Update: ClientEarth granted hearing in climate case against Shell directors

Judge has ruled case will not proceed as it 'imposes specific obligations on directors' for how to manage climate risk

22 May 2023

Following the dismissal of a claim by ClientEarth against Shell’s directors for failing to manage risks posed by climate change, the NGO has asked the judge to reconsider.

In a statement, ClientEarth said: “We’ve now been granted a hearing, at which we’ll ask the Court to reconsider the decision to dismiss our claim. If the decision is overturned, we will go ahead with the lawsuit.”

15 May 2023

ClientEarth and its supporters are “extremely disappointed” with the UK High Court’s decision not to permit its case against Shell’s board of directors to proceed and will be considering its next steps.

In February this year the non-profit filed what it called a world-first lawsuit against directors for failing to manage the material and foreseeable risks posed to the company by climate change.

The lawsuit, filed in the High Court of England and Wales, alleged Shell’s 11 directors have breached their legal duties under the Companies Act by failing to adopt and implement an energy transition strategy that aligns with the Paris Agreement.

It was backed by institutional investors representing £4.5trn in assets under management including UK pension funds Nest and London CIV, Swedish national pension fund AP3, French asset manager Sanso IS, Degroof Petercam Asset Management in Belgium, as well as Danske Bank Asset Management and pension funds Danica Pension and AP Pension in Denmark.

On Friday, a UK High Court judge ruled the case will not be permitted to proceed.

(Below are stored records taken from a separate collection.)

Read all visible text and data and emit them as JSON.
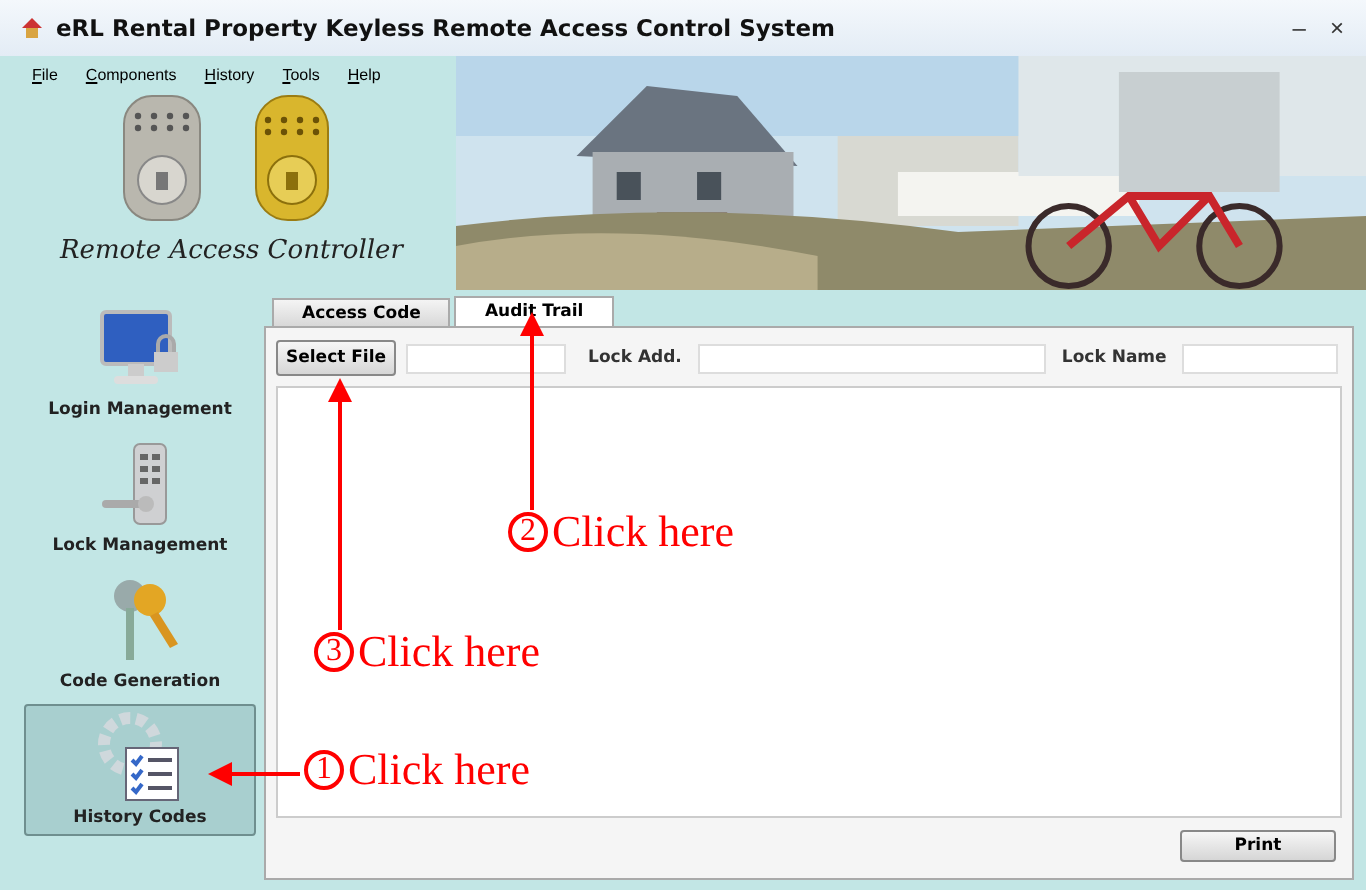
{
  "window": {
    "title": "eRL Rental Property Keyless Remote Access Control System",
    "controls": [
      "–",
      "×"
    ]
  },
  "menu": [
    "File",
    "Components",
    "History",
    "Tools",
    "Help"
  ],
  "logo": {
    "text": "Remote Access Controller"
  },
  "sidebar": {
    "items": [
      {
        "label": "Login Management",
        "kind": "monitor",
        "selected": false
      },
      {
        "label": "Lock Management",
        "kind": "lock",
        "selected": false
      },
      {
        "label": "Code Generation",
        "kind": "keys",
        "selected": false
      },
      {
        "label": "History Codes",
        "kind": "history",
        "selected": true
      }
    ]
  },
  "tabs": [
    {
      "label": "Access Code",
      "selected": false
    },
    {
      "label": "Audit Trail",
      "selected": true
    }
  ],
  "toolbar": {
    "select_button": "Select File",
    "lock_add_label": "Lock Add.",
    "lock_name_label": "Lock Name"
  },
  "print_button": "Print",
  "annotations": [
    {
      "number": "1",
      "text": "Click here",
      "kind": "left"
    },
    {
      "number": "2",
      "text": "Click here",
      "kind": "up"
    },
    {
      "number": "3",
      "text": "Click here",
      "kind": "up"
    }
  ]
}
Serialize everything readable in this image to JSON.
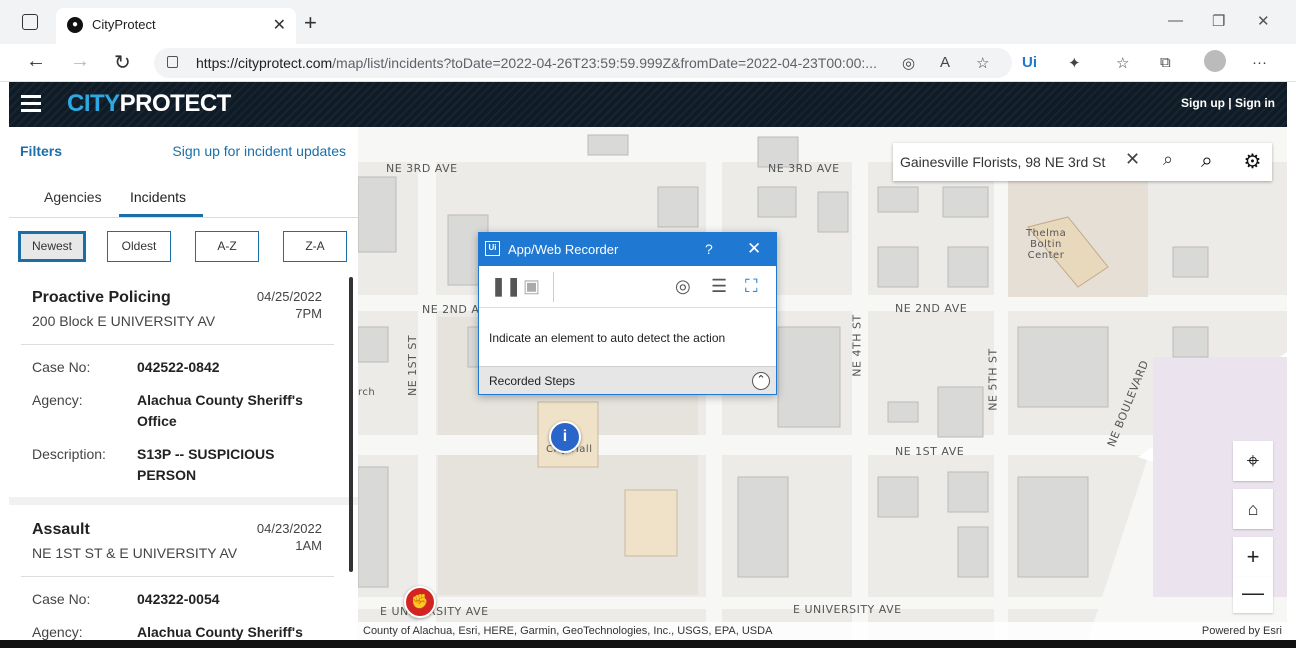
{
  "browser": {
    "tab_title": "CityProtect",
    "url_domain": "https://cityprotect.com",
    "url_path": "/map/list/incidents?toDate=2022-04-26T23:59:59.999Z&fromDate=2022-04-23T00:00:..."
  },
  "header": {
    "logo_city": "CITY",
    "logo_protect": "PROTECT",
    "auth": "Sign up | Sign in"
  },
  "panel": {
    "filters": "Filters",
    "signup_updates": "Sign up for incident updates",
    "tabs": [
      "Agencies",
      "Incidents"
    ],
    "sort_buttons": [
      "Newest",
      "Oldest",
      "A-Z",
      "Z-A"
    ],
    "labels": {
      "case": "Case No:",
      "agency": "Agency:",
      "description": "Description:"
    },
    "incidents": [
      {
        "title": "Proactive Policing",
        "address": "200 Block E UNIVERSITY AV",
        "date": "04/25/2022",
        "time": "7PM",
        "case_no": "042522-0842",
        "agency": "Alachua County Sheriff's Office",
        "description": "S13P -- SUSPICIOUS PERSON"
      },
      {
        "title": "Assault",
        "address": "NE 1ST ST & E UNIVERSITY AV",
        "date": "04/23/2022",
        "time": "1AM",
        "case_no": "042322-0054",
        "agency": "Alachua County Sheriff's"
      }
    ]
  },
  "map": {
    "search_value": "Gainesville Florists, 98 NE 3rd St",
    "roads": {
      "ne3rd_a": "NE 3RD AVE",
      "ne3rd_b": "NE 3RD AVE",
      "ne2nd_a": "NE 2ND AV",
      "ne2nd_b": "NE 2ND AVE",
      "ne1st_ave": "NE 1ST AVE",
      "ne1st_st": "NE 1ST ST",
      "ne4th_st": "NE 4TH ST",
      "ne5th_st": "NE 5TH ST",
      "ne_blvd": "NE BOULEVARD",
      "univ_a": "E UNIVERSITY AVE",
      "univ_b": "E UNIVERSITY AVE"
    },
    "poi_thelma": "Thelma Boltin Center",
    "poi_cityhall": "City Hall",
    "poi_church": "rch",
    "attribution": "County of Alachua, Esri, HERE, Garmin, GeoTechnologies, Inc., USGS, EPA, USDA",
    "powered_by": "Powered by Esri"
  },
  "recorder": {
    "title": "App/Web Recorder",
    "help": "?",
    "message": "Indicate an element to auto detect the action",
    "steps_label": "Recorded Steps"
  }
}
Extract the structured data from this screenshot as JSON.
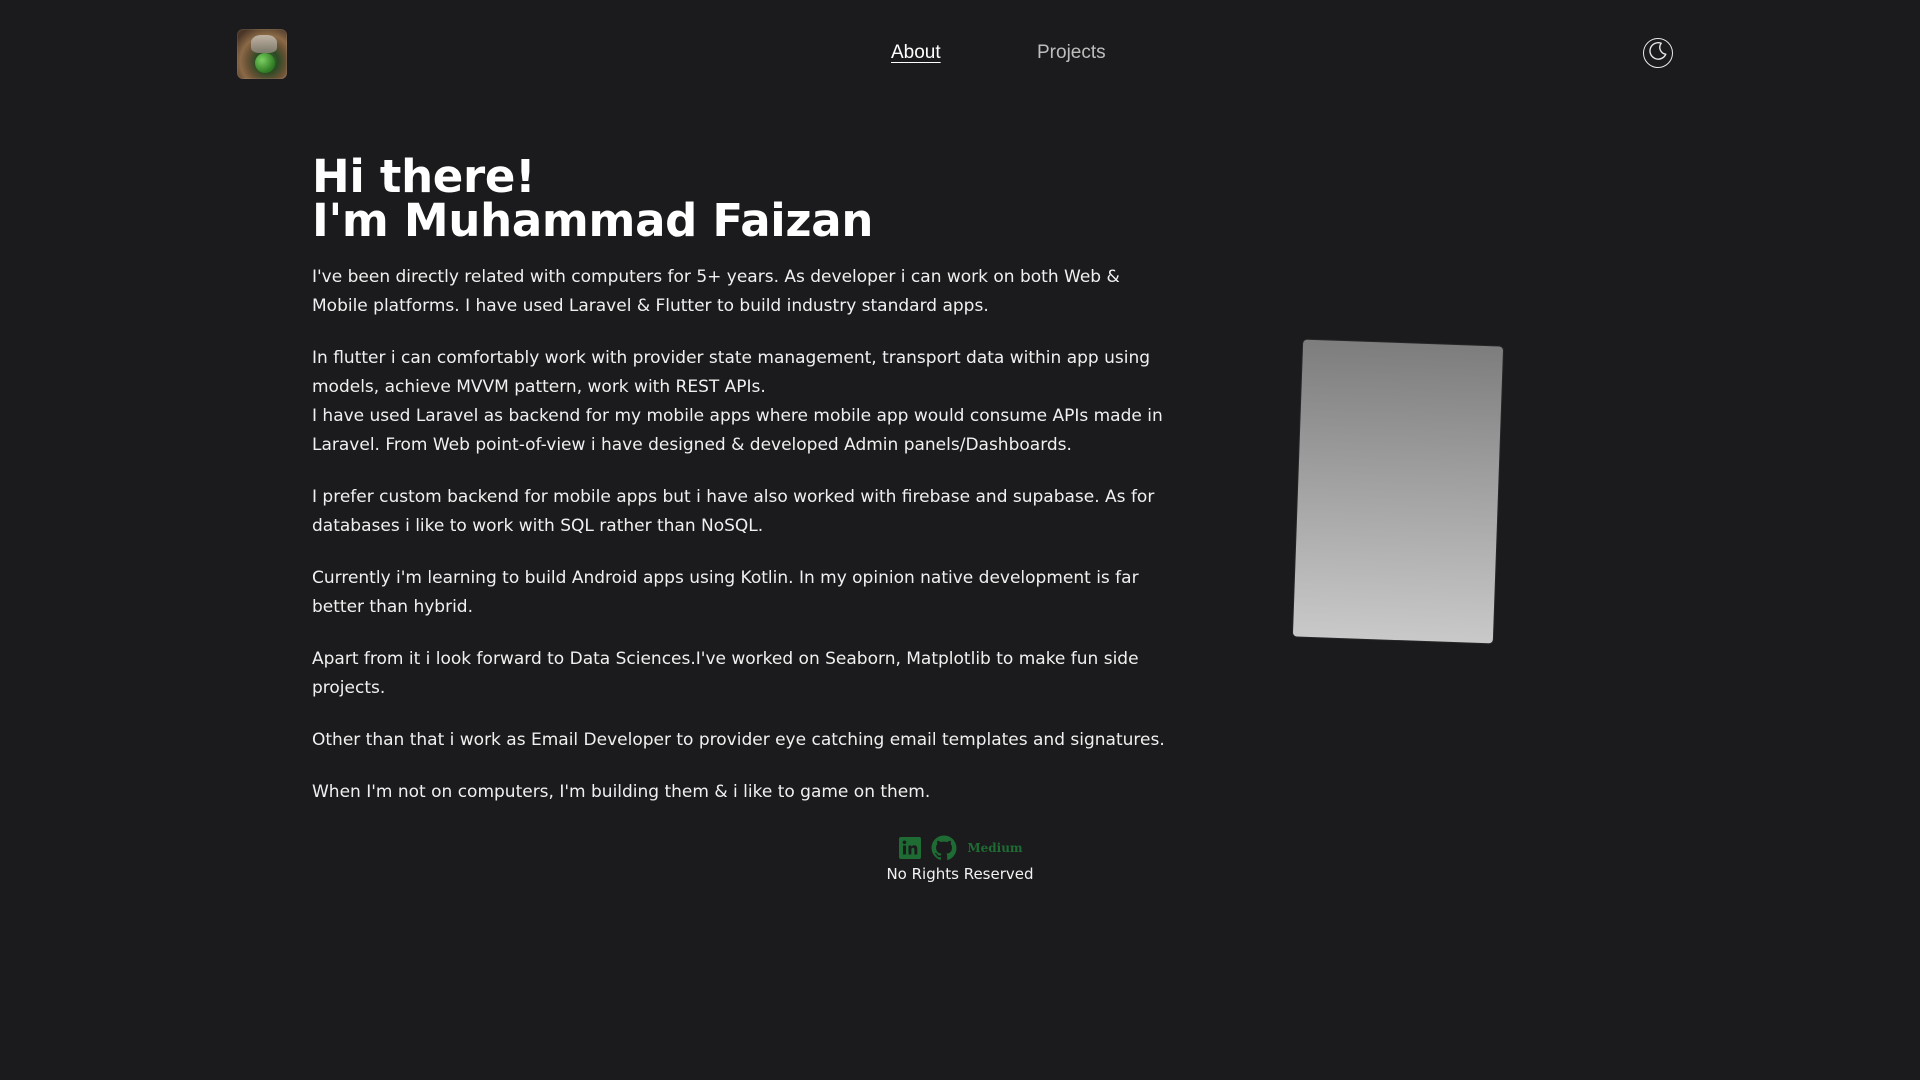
{
  "header": {
    "nav": {
      "about_label": "About",
      "projects_label": "Projects"
    }
  },
  "main": {
    "greeting_line1": "Hi there!",
    "greeting_line2": "I'm Muhammad Faizan",
    "paragraphs": [
      "I've been directly related with computers for 5+ years. As developer i can work on both Web & Mobile platforms. I have used Laravel & Flutter to build industry standard apps.",
      "In flutter i can comfortably work with provider state management, transport data within app using models, achieve MVVM pattern, work with REST APIs.",
      "I have used Laravel as backend for my mobile apps where mobile app would consume APIs made in Laravel. From Web point-of-view i have designed & developed Admin panels/Dashboards.",
      "I prefer custom backend for mobile apps but i have also worked with firebase and supabase. As for databases i like to work with SQL rather than NoSQL.",
      "Currently i'm learning to build Android apps using Kotlin. In my opinion native development is far better than hybrid.",
      "Apart from it i look forward to Data Sciences.I've worked on Seaborn, Matplotlib to make fun side projects.",
      "Other than that i work as Email Developer to provider eye catching email templates and signatures.",
      "When I'm not on computers, I'm building them & i like to game on them."
    ]
  },
  "footer": {
    "medium_label": "Medium",
    "rights": "No Rights Reserved"
  },
  "icons": {
    "theme_toggle": "moon-icon",
    "linkedin": "linkedin-icon",
    "github": "github-icon"
  },
  "colors": {
    "background": "#1b1b1d",
    "social_green": "#1f6b34",
    "text": "#ffffff"
  }
}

In his judgement, Mr Justice Trower said ClientEarth’s application and evidence “do not disclose a prima facie case for giving permission to continue the claim” and would therefore be dismissing it.

As part of ClientEarth’s case the NGO set out six duties in which Shell directors must consider climate risk, but Justice Trower agreed with Shell that these were misconceived, adding that they sought to “impose specific obligations on the director as to how the management of Shell’s business and affairs should be conducted”, which is for directors to decide.

Justice Trower went on to say that although ClientEarth has demonstrated that Shell faces material and foreseeable risks as a result of climate change (to which Shell broadly agrees), it hadn’t demonstrated the directors had breached their duty in managing those risks.

He added there is no “universally accepted methodology as to the means by which Shell might be able to achieved the targeted reductions [to emissions]…this means that it is very difficult to treat what is said as providing a proper evidential basis for alleging that no reasonable board of directors could properly conclude that the pathway to achievement is the one they have adopted.”

On Twitter ClientEarth said: “We are extremely disappointed by the High Court’s decision not to permit our case against Shell’s board of directors to proceed.

“ClientEarth has the legal right to appeal this decision. We are currently reviewing the terms of the Court’s judgment in full, and considering our next steps. More to follow next week.”

Tony Burdon, CEO at Make My Money Matter, which supported pension funds in backing the case, also said he was “extremely disappointed with the decisions from the Courts”.

“We believe Shell’s current emissions reductions plans are deeply flawed, posing risks both for the planet and the millions of pension holders in the UK invested in the company”, he added. 

“If this case won’t be heard in the courts, the UK pensions industry must use its immense power – and the estimated £20bn it has invested in Shell – to ensure the company has serious, ambitious and robust net-zero targets. They can do this by voting against Shell’s directors at its AGM next week. It’s what pension holders expect, and it’s what the planet needs.” 

A spokesperson for Shell said: “This is the right outcome. The court has clearly found that ClientEarth’s claim is fundamentally flawed and has dismissed it. 

“The claim was utterly misconceived and a clear misuse of the English courts. Our directors have always complied with their duties and acted in the company’s best interests.”


Natasha Turner

Natasha was global editor at ESG Clarity, part of Mark Allen Financial, and a financial journalist for seven years. She has been shortlisted for Story of the Year and Investment Journalist of the Year...